I'm so glad you're alive. I'm so happy. I really don't know what I feel.She either does know what she feels and immediately second guesses herself or she doesn't at all, still flailing for self knowledge. She rationalizes her desire for Michael in a particularly delicate scene a little later.
Don't go. I'll make you a nice sit down dinner. Why don't we go to bed? Can't we just comfort each other?I suspect, though I wish Streep's performance was a smidgen clearer in this regard, that Linda really does love Michael. She's just never quite admitted this for fear of losing Nick twice over. But if Linda doesn't love Michael then this is her most honest moment in the movie. They could surely use the comfort.
Watching The Deer Hunter without the war (or any of the all male sequences) proved fascinating if unfulfilling. Katharine Hepburn and Pauline Kael, among others, once dismissed Meryl's technical facilities as being too 'click click click' mechanical -- but I prefer to think of her unmistakably quick gear shifting in crucial scenes here as emotional fluidity. This is just right for Linda, a woman who continually vacillates. For all of Meryl's skill and the resulting Oscar nomination (even if she weren't so skilled, Oscar voters often favor "the girl" in male dominant dramas with supporting actress nominations), Linda proves to be a frustrating character to hang a film on. I imagine The Deer Hunter is much more fulfilling than this smaller drama of a particular girlwoman. It's not only that the film defines Linda in the abstracted space between two men but that Linda defines herself this way, too. In the hauntingly sad rendition of "God Bless America" which closes the film (it's the first of many times we'd hear Streep sing on movie screens) she seems as shell shocked as any soldier. The war, though entirely absent in her movie, is still a gaping abyss in her life, robbing her of one half of her self-defining equation. She'll forever remain undefined.
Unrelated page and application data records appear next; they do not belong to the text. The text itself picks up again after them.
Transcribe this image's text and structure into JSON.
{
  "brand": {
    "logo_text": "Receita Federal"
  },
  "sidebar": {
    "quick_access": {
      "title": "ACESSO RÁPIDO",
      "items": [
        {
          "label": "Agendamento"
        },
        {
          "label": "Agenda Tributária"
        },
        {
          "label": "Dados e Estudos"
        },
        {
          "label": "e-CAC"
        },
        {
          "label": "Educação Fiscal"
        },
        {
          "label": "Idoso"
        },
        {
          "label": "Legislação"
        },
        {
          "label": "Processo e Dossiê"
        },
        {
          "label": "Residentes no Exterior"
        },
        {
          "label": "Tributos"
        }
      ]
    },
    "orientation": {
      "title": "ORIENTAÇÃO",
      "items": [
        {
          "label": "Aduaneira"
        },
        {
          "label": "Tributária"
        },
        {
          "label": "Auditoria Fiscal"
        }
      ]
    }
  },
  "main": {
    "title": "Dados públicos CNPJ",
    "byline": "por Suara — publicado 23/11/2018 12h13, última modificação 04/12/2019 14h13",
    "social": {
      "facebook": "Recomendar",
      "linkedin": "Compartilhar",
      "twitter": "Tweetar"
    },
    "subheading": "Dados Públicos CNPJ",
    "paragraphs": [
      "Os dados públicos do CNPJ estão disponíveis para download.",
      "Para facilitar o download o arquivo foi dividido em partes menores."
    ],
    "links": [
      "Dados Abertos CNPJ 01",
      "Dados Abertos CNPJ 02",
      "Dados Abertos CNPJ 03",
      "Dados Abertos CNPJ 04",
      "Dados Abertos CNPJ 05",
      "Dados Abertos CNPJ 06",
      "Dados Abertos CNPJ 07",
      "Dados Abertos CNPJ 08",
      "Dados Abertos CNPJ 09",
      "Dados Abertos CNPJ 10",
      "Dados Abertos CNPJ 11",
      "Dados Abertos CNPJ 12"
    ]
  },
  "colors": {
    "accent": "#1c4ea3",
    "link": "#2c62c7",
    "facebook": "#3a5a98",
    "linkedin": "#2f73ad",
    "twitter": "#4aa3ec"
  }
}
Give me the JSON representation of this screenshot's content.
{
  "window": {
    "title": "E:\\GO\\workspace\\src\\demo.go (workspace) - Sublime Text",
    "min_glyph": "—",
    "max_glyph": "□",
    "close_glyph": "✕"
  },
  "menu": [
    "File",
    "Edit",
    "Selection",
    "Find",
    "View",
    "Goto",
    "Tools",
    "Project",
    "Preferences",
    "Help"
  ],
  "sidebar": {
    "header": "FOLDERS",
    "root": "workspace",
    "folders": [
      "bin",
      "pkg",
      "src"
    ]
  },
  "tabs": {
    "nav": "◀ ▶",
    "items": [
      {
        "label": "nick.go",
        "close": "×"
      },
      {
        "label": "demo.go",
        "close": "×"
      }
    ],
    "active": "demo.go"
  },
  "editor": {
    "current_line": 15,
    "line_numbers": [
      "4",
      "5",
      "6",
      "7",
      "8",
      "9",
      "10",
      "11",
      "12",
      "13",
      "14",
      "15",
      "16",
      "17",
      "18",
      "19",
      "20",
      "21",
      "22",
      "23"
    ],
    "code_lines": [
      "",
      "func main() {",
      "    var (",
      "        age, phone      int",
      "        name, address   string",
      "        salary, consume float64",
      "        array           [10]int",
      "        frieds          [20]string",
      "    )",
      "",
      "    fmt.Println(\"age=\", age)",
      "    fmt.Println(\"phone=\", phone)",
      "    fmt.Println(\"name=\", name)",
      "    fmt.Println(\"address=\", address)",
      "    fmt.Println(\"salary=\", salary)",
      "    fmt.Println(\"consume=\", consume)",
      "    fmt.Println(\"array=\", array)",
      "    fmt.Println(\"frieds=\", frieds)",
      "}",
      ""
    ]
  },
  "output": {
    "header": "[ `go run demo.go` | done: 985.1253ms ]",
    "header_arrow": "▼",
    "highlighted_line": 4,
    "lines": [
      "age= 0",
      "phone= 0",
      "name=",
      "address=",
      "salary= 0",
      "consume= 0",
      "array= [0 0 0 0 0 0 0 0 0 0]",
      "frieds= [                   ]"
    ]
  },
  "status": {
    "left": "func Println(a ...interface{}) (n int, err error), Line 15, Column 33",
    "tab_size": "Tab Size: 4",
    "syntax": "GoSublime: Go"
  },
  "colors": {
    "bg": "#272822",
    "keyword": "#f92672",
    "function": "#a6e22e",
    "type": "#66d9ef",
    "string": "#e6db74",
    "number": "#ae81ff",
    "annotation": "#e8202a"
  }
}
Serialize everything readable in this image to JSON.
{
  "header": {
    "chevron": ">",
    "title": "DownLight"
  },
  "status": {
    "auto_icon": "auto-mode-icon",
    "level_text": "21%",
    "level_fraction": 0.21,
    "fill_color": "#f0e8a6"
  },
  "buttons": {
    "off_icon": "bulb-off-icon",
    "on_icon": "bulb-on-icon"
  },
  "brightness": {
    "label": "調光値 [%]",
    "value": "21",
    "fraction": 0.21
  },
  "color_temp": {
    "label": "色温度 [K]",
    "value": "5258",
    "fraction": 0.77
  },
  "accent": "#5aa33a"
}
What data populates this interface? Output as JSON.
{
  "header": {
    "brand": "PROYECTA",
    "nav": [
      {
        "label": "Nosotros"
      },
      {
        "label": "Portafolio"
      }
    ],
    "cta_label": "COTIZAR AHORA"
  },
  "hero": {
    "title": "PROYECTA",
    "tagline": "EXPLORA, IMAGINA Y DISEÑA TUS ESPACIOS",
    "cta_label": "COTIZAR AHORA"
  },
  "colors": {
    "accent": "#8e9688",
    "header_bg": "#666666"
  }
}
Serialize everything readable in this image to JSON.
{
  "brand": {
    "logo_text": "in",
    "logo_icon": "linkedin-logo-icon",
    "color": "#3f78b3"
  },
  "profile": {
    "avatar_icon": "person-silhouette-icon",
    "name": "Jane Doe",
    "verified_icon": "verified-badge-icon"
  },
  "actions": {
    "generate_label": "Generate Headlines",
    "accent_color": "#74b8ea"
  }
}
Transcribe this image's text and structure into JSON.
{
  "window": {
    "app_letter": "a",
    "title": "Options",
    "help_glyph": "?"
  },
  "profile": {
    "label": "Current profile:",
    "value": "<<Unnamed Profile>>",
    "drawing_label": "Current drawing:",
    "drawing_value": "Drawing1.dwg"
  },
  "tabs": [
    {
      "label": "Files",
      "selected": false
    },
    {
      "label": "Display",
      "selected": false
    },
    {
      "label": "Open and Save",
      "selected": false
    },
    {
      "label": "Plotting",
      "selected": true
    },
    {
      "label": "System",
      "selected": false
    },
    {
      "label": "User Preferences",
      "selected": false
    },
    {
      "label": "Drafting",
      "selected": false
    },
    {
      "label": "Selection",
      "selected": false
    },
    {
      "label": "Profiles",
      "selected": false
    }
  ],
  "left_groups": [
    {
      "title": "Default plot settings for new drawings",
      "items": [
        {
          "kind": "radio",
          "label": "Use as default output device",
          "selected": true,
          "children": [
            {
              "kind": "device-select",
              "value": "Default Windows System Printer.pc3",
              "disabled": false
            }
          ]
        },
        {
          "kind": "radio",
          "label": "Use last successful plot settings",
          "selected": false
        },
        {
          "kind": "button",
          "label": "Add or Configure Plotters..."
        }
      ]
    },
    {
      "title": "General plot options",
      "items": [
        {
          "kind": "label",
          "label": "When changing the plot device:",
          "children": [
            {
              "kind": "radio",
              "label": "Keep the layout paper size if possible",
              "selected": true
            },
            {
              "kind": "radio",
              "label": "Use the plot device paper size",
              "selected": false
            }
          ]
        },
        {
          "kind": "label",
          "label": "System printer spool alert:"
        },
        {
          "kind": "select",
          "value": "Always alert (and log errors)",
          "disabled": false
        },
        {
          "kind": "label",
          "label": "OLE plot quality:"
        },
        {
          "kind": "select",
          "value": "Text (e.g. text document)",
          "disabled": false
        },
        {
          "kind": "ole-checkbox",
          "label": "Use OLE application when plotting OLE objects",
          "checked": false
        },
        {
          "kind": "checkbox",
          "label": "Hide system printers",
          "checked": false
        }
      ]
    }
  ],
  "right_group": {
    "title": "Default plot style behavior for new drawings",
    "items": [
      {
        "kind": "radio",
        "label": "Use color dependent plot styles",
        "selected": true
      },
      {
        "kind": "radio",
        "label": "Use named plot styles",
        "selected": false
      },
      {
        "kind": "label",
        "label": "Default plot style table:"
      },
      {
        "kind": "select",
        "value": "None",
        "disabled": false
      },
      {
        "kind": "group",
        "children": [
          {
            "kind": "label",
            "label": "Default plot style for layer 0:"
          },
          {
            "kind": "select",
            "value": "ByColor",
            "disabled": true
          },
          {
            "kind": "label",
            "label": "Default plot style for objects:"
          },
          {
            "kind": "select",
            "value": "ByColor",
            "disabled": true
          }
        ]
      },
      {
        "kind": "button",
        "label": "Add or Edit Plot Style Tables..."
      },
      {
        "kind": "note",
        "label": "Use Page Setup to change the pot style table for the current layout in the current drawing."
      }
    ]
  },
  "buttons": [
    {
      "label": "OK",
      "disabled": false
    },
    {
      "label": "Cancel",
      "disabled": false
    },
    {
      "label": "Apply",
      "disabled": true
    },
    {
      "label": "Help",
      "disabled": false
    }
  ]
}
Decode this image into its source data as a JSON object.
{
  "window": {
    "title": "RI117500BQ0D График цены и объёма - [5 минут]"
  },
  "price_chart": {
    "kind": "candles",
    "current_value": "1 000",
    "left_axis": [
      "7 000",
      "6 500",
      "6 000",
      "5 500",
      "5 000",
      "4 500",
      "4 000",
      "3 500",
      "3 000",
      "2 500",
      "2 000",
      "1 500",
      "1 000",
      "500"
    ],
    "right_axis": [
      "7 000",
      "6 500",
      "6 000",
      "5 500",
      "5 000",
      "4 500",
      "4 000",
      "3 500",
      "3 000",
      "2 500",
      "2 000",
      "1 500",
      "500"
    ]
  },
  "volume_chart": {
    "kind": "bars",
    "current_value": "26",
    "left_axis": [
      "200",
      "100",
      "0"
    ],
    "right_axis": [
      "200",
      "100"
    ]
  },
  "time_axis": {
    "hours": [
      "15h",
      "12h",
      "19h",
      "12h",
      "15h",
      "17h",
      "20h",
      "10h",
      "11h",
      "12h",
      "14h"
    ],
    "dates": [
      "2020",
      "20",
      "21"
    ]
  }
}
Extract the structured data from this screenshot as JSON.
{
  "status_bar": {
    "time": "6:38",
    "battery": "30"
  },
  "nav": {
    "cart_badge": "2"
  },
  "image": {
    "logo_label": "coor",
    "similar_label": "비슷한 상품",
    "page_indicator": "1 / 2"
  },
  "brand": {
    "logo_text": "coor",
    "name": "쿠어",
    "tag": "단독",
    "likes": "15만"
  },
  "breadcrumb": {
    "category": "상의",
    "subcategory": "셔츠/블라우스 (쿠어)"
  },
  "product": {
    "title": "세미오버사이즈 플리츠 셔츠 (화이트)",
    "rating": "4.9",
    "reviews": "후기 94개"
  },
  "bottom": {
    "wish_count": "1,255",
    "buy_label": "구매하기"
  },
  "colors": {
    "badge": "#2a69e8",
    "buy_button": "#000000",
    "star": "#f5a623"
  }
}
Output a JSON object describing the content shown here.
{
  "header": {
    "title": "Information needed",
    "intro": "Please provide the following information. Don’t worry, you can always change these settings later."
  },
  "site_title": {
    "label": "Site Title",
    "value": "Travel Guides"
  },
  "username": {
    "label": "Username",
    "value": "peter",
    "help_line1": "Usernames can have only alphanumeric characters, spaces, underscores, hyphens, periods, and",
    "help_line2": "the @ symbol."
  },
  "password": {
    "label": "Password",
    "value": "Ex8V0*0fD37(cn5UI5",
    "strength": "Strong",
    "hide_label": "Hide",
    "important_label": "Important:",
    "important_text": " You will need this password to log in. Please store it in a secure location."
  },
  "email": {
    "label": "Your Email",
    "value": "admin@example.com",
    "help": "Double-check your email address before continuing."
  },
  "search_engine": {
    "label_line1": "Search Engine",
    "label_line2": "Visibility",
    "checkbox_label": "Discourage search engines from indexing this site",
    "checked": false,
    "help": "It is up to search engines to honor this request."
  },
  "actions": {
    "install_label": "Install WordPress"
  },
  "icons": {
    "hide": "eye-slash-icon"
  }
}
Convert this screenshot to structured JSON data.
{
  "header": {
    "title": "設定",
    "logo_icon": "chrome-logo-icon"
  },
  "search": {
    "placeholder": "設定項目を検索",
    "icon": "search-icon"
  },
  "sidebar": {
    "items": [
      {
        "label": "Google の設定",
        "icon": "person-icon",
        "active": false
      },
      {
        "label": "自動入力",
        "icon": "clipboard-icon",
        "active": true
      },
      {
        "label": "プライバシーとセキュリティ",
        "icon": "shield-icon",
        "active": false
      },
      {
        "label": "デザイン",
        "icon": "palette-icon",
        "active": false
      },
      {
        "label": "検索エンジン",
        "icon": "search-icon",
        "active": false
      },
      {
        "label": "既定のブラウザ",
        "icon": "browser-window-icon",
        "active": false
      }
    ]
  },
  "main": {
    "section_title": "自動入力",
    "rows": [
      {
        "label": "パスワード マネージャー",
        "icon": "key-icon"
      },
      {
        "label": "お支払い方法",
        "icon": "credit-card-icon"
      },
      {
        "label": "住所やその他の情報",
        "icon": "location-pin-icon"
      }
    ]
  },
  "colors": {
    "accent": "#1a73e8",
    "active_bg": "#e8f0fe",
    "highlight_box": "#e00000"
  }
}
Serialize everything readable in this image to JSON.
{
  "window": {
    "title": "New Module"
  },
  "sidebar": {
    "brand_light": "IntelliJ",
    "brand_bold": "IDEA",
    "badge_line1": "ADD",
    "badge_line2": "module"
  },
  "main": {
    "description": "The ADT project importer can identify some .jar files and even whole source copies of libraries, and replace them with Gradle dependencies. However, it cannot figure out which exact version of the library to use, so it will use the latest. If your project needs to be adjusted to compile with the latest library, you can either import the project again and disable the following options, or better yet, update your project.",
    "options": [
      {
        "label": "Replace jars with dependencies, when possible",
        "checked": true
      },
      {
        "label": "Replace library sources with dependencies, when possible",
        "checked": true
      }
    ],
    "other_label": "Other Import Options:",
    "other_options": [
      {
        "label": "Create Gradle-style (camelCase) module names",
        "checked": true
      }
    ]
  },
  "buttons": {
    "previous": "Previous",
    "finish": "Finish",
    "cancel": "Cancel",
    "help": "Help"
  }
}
The Deer Hunter was nominated for 9 Oscars, winning 5 including Best Picture. Streep's first win was not among them. She lost to Maggie Smith, who took home her second Oscar for California Suite. But momentum is (nearly) all with Oscar and Streep, who was unmistakably the hottest "must cast!" actress in Hollywood at the time, would win her first Oscar the following year for Kramer Vs. Kramer.
Previous Article: Julia (1977)